Nelson Munyawiri (53), a former teacher, has defied the odds in remote Hurungwe North where he is now a successful fruit farmer.
A father of seven, Munyawiri always wanted to be different from fellow rural folk in Headman Musokeri’s village under Chief Kazangarare in the Kapiri area, 63km east of Karoi town.
When many were jostling to grow cash crops like tobacco and maize, he was busy preparing his land for something completely different.
Not deterred by the weather conditions in the area, Munyawiri was driven by the passion for agriculture and to have a source of income.
He started planting fruit trees amid resistance from many.
Munyawiri moved to his current rural home in 1983. Since then, agricultural patterns have evolved according to market value of any particular crop.

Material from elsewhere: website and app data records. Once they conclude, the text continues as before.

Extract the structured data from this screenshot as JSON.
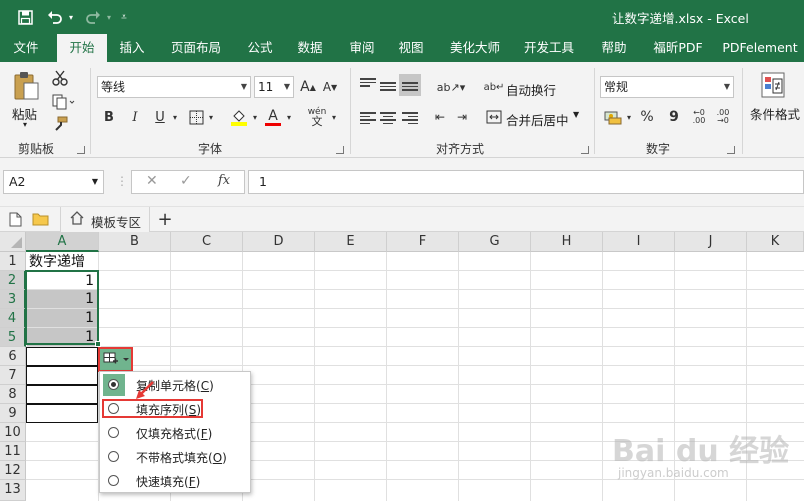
{
  "window": {
    "title": "让数字递增.xlsx  -  Excel"
  },
  "quick_access": {
    "save_icon": "save-icon",
    "undo_icon": "undo-icon",
    "redo_icon": "redo-icon",
    "customize_icon": "customize-icon"
  },
  "ribbon_tabs": [
    "文件",
    "开始",
    "插入",
    "页面布局",
    "公式",
    "数据",
    "审阅",
    "视图",
    "美化大师",
    "开发工具",
    "帮助",
    "福昕PDF",
    "PDFelement"
  ],
  "active_tab": "开始",
  "clipboard": {
    "paste_label": "粘贴",
    "group_label": "剪贴板"
  },
  "font": {
    "name": "等线",
    "size": "11",
    "group_label": "字体",
    "bold": "B",
    "italic": "I",
    "underline": "U",
    "grow": "A",
    "shrink": "A",
    "font_color": "A",
    "phonetic": "wén"
  },
  "alignment": {
    "wrap_label": "自动换行",
    "merge_label": "合并后居中",
    "group_label": "对齐方式"
  },
  "number": {
    "format": "常规",
    "group_label": "数字",
    "percent": "%",
    "comma": "9"
  },
  "styles": {
    "conditional_label": "条件格式"
  },
  "formula_bar": {
    "name_box": "A2",
    "fx": "fx",
    "value": "1"
  },
  "sheet_strip": {
    "template_tab": "模板专区",
    "add": "+"
  },
  "columns": [
    "A",
    "B",
    "C",
    "D",
    "E",
    "F",
    "G",
    "H",
    "I",
    "J",
    "K"
  ],
  "rows": [
    "1",
    "2",
    "3",
    "4",
    "5",
    "6",
    "7",
    "8",
    "9",
    "10",
    "11",
    "12",
    "13"
  ],
  "cells": {
    "A1": "数字递增",
    "A2": "1",
    "A3": "1",
    "A4": "1",
    "A5": "1"
  },
  "autofill_menu": {
    "items": [
      {
        "label": "复制单元格",
        "key": "C",
        "selected": true
      },
      {
        "label": "填充序列",
        "key": "S",
        "selected": false
      },
      {
        "label": "仅填充格式",
        "key": "F",
        "selected": false
      },
      {
        "label": "不带格式填充",
        "key": "O",
        "selected": false
      },
      {
        "label": "快速填充",
        "key": "F",
        "selected": false
      }
    ]
  },
  "watermark": {
    "main": "Bai du 经验",
    "sub": "jingyan.baidu.com"
  },
  "colors": {
    "excel_green": "#217346",
    "highlight_red": "#e53935",
    "selection_gray": "#c6c6c6"
  }
}
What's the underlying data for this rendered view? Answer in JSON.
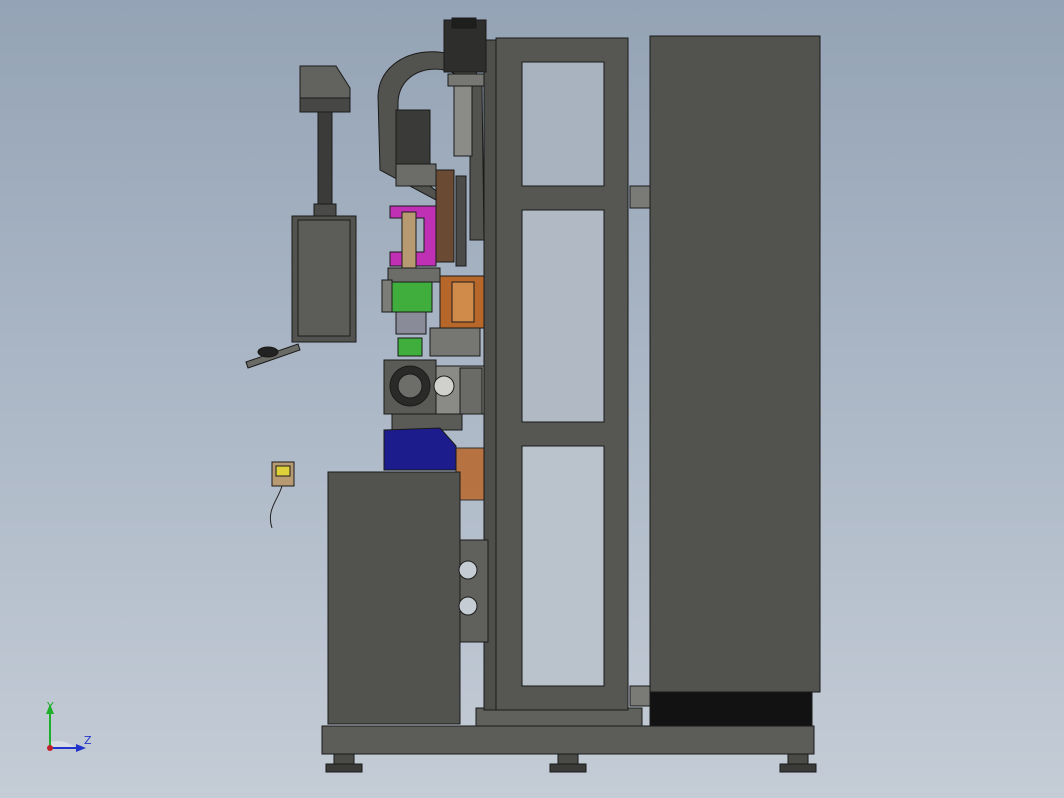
{
  "triad": {
    "y_label": "Y",
    "z_label": "Z",
    "y_color": "#1fae2a",
    "z_color": "#2233cc",
    "origin_color": "#c0202a"
  },
  "colors": {
    "background_top": "#94a3b5",
    "background_bottom": "#c4ccd6",
    "frame": "#565752",
    "cabinet": "#52534e",
    "dark_part": "#3e3f3c",
    "magenta_part": "#c030b4",
    "green_part": "#3fae3c",
    "blue_part": "#1c1c8c",
    "orange_part": "#b8672a",
    "tan_part": "#b89a72"
  }
}
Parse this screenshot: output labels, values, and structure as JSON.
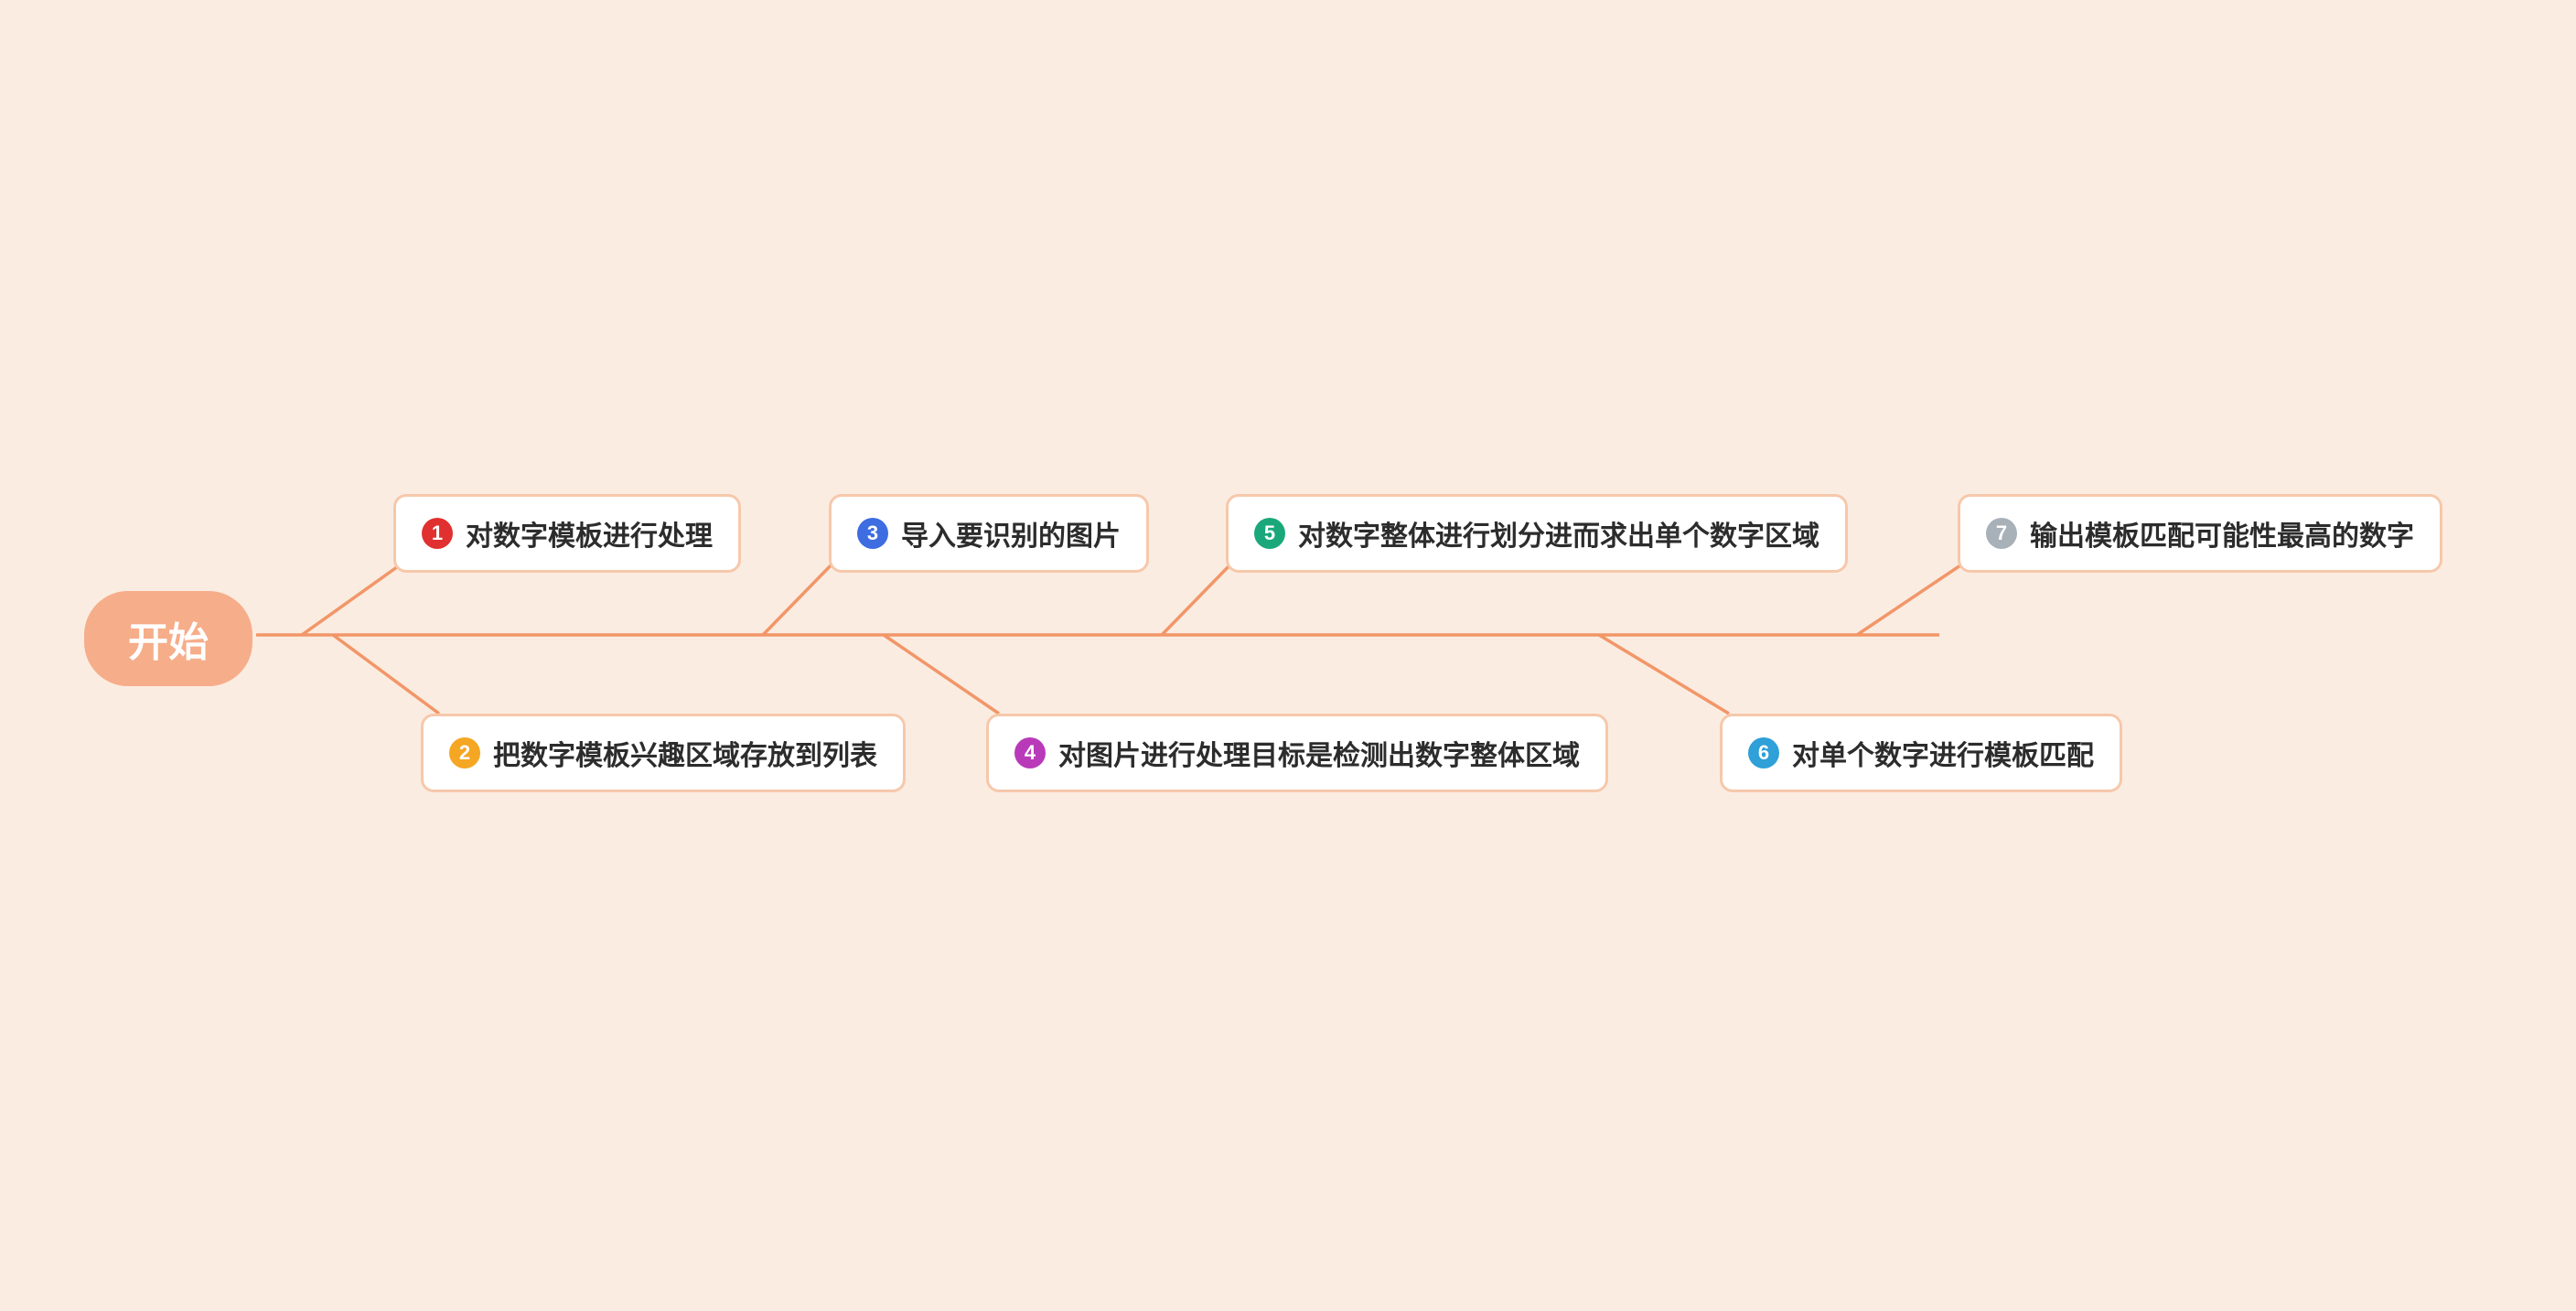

“When I moved here, many people used to farm only cotton and maize. Now tobacco has replaced cotton,” he says.
“It is evident from just looking at the surroundings and remoteness of this area that seeing such trees like oranges and apples is a shock to many. Most communal dwellers in the area are into tobacco and maize farming only for they bring money quickly.”
Oranges, guavas, lemons, peaches and apples are some of the fruits one can find in Munyawiri’s orchard.
The fruits are professionally spaced according to their type and variety. This gives the orchard a sense of beauty and breathtaking “coolness”.
Taking advantage of Miami River which meanders close to his orchard, he uses buckets to water the trees most of the times.
“It was tough at first when I planted them for I had to water them using buckets and only waiting for the rainy season,” Munyawiri explains.
Munyawiri says he started farming fruits in 1992. This was soon after his return from Nyanga where he saw how fruits like apples were being farmed after a visit to a relative in Manicaland.
He was then still a teacher at Chibara Primary School and decided to buy apples and oranges seedlings on a trial basis.
“I came back from Nyanga that same year with the idea and I remember I did not even tell my wife Mai Chiedza what I was thinking,” the former teacher explains.
Munyawiri says his inspiration to be different from others was motivated by Indira Gandhi, the former Prime Minister of India, who once said: “My grandfather once told me that there were two kinds of people: those who do the work and those who take the credit. He told me to try to be in the first group; there was much less competition.”
And surely, according to Gandhi’s words, Munyawiri’s work is now benefiting not only him, but many in the community.
He introduced the fruits to many teachers, villagers and school children in the area, mainly Kapiri primary and secondary schools, as well as Bakwa Primary School who now come and buy them giving him a source of income.
Munyawiri now boasts of having bought many cows and being able to send his children to school from the project.
His wife confessed that she was initially against the project.
“When baba started this project, I was against it because I did not know peaches and oranges for I only thought they could only be found from white farmers,” she said.
Lunch Katurura, the resident Agriculture and Rural Extension (Arex) officer, agreed that Munyawiri was a rare kind of farmer in his area.
“I became an Arex officer a few years back and Munyawiri had already grown these trees. Now I only assist him in buying correct chemicals for spraying them,” Katurura says.
According to Munyawiri, he planted the first crops on the August 21 1992, a date he still remembers with much freshness scribbled on his face.
His neighbour Admire Chikondo describes Munyawiri’s ideas as surprising.
“He was almost summoned to appear before a traditional chief accused of causing rain scarcity in the area. Most people are so traditional in this area that they accused him of farming crops which the spirits hated, causing rain scarcity and misfortunes in the area,” Chikondo reminisced.
He said people opposed to the project were largely driven by jealousy.
Chikondo said he was also now benefiting from his neighbours’ project.
In a jocular tone, Chikondo said even their diet has changed and most of his family members were now healthy from eating fruits.
Munyawiri is not only helping locals by providing tasteful fruits, but teaching the youths in the area how one can diversify their farming method.
Many youths in the area now regard Munyawiri as their role model.
“Being in a remote area cannot be a barrier for one not to excel in life,” Munyawiri says, encouraging youths to create their own employment by undertaking projects and not rush to look for employment in urban areas.
Munyawiri has vowed to put the area on the map and asked for well-wishers to assist in providing irrigation equipment for his dream is to expand the project.